On Monday, June 21st, the Supreme Court of the United States unanimously ruled that the body governing college sports, the National Collegiate Athletic Association (NCAA), cannot prohibit universities from providing athletes with certain forms of education-related benefits. The decision paves the way for college athletes to profit from their name, image, and likeness.
Following SCOTUS’s decree, we asked a representative sample of Americans about their reactions to the decision and what they think of college athletes earning money. Among the 43% of Americans who are aware of the Court’s decision, there is strong support for the SCOTUS ruling – 78% agree it was the right choice. And regardless of familiarity with the decision, there is broad consensus that college athletes should be able to earn money.
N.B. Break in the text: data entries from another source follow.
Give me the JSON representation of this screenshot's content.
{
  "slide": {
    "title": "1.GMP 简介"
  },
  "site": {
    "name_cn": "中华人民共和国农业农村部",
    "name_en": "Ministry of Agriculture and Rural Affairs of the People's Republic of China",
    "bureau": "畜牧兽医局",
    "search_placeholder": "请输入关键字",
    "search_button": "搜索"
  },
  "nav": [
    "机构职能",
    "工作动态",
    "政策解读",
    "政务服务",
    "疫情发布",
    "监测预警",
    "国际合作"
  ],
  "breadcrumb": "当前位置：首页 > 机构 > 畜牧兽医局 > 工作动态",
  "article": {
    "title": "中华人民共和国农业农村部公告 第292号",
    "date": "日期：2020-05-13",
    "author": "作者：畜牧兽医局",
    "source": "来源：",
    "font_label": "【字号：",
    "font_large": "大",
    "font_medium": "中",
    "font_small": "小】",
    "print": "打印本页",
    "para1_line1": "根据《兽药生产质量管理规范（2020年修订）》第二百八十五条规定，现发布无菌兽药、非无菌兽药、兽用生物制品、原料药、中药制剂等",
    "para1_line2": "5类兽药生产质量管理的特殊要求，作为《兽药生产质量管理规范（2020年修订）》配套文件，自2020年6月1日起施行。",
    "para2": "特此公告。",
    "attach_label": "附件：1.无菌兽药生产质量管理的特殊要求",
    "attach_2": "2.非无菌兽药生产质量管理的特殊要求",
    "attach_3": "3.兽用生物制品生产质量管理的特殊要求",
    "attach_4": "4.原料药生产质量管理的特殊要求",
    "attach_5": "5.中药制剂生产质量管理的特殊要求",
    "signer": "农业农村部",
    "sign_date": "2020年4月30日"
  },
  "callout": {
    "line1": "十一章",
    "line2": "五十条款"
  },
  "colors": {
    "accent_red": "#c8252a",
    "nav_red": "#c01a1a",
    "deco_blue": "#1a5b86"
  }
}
Roughly two out of three Americans support paying college athletes (68%) compared to just 20% who oppose it.
A majority of Americans who support college athletes earning money think they should be paid because they help generate profits for their university (54%) and risk bodily harm to do so (51%). On the other hand, Americans who do not support college athletes earning money primarily point to the compensation already offered to student athletes – namely, free or reduced tuition.
Despite the latest SCOTUS ruling, the path forward is anything but clear. Governors from 23 states have already signed legislation allowing college athletes to profit from their name, image, and likeness. But many more thorns have yet to be pruned. That got us wondering...what do Americans think college athletes should earn?
We posed the question: if student athletes were paid to play at their university, on average, how much should a Division I athlete make for each collegiate sport? Considering the entertainment spectacles that are March Madness and College Football Bowl Season, it’s not shocking that male athletes playing basketball and football ought to earn the most in the eyes of Americans.
Regardless of annual salary, you can expect college athletes to be headed to a commercial break near you.